Memories that last

A more efficient way to write data into non-volatile memory devices improves their performance.

A scheme to write data into next generation memory chips has been developed by Singapore's Agency for Science, Technology and Research (A*STAR) Data Storage Institute researchers. The proposal by Jun Yang and colleagues requires considerably less resources to write data safely into memory — even during a system failure [1].

Non-volatile memory (NVM) technologies are the likely successor to current computer memory devices. A key advantage is their ability to keep data in the memory even when the computer is powered off, enabling virtually instant computer boots. NVM could even replace the computer hard drive, and thus unify the different memory types used by a computer in a single device.

One challenge when using NVM in computers is ensuring the accuracy of the data to be stored. NVM devices utilize different materials than existing silicon memory technology and so have different write processes and storage needs.

“Directly applying these existing approaches on byte-addressable NVM is inefficient,” says Yang. Therefore, they require algorithms that are optimized for the unique properties of the new memory types but also remain compatible with the requirements of current computer processors.

Another concern is memory operations. If memory operations occur during a system failure, such as a computer system crash, there is a chance that the memory could become corrupt with wrong data.

The process used to store data — the sequence in which pieces of data are written into the memory — is key to the efficient storage of information. The data structure in the memory should be such that changes in one part of the data do not require extensive reorganization of the entire memory.

In their work, Tang’s team adapted a version of the commonly used B+ tree architecture for organizing memory data. Then, following a systematic investigation into the performance of that data structure for NVM systems, the team adapted it for use in NVM.

The data are separated into two groups, critical data and reconstructable data. Reconstructable data, in principle, can be derived from the critical data. Therefore, the priority during the writing process is to ensure the consistency of the critical data, which are written into the memory first.

The new NV tree data structure can be up to 96 per cent more efficient in the operation of NVM, moving this technology closer to applications says Yang. “The new data structure makes it possible to build a more sophisticated storage system specifically optimized for NVM.”

The A*STAR-affiliated researchers contributing to this research are from the Data Storage Institute

Published: 27 Jul 2016

Contact details:

General inquiries

Science and Engineering Research Council (SERC) 1 Fusionopolis Way #18-10 Connexis North Tower Singapore 138632

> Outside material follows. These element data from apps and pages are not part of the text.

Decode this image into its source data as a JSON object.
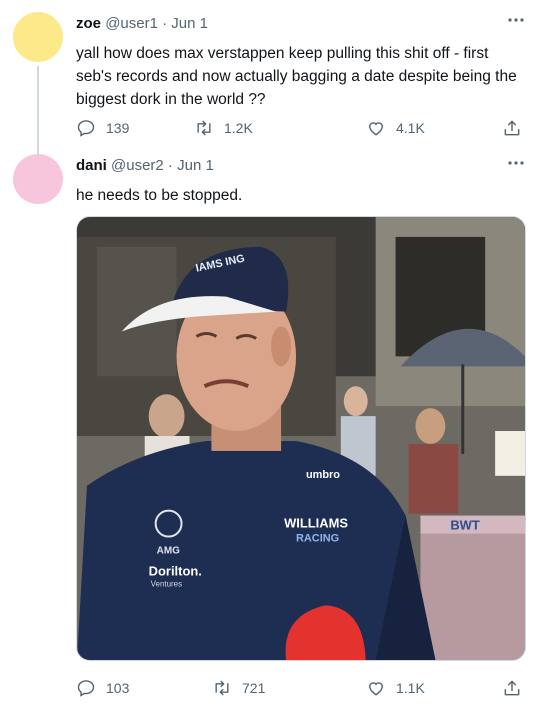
{
  "tweets": [
    {
      "display_name": "zoe",
      "handle": "@user1",
      "date": "Jun 1",
      "avatar_color": "#fbe98a",
      "text": "yall how does max verstappen keep pulling this shit off - first seb's records and now actually bagging a date despite being the biggest dork in the world ??",
      "replies": "139",
      "retweets": "1.2K",
      "likes": "4.1K"
    },
    {
      "display_name": "dani",
      "handle": "@user2",
      "date": "Jun 1",
      "avatar_color": "#f7c6dc",
      "text": "he needs to be stopped.",
      "replies": "103",
      "retweets": "721",
      "likes": "1.1K",
      "media": {
        "cap_text": "IAMS ING",
        "shirt_brand": "umbro",
        "shirt_team_line1": "WILLIAMS",
        "shirt_team_line2": "RACING",
        "shirt_sponsor": "AMG",
        "shirt_sponsor2": "Dorilton.",
        "shirt_sponsor2_sub": "Ventures",
        "banner_text": "BWT"
      }
    }
  ],
  "icons": [
    "more-icon",
    "reply-icon",
    "retweet-icon",
    "like-icon",
    "share-icon"
  ],
  "colors": {
    "secondary_text": "#536471",
    "thread_line": "#cfd9de"
  }
}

(65) 6826 6111
News topics: 
Content type: 

[1] Yang, J., Wei, Q., Wang, C., Chen, C., Yong, K. L. & He, B. NV-Tree: A consistent and workload-adaptive tree structure for non-volatile memory. IEEE Transactions on Computers 65, 2169—2183 (2016).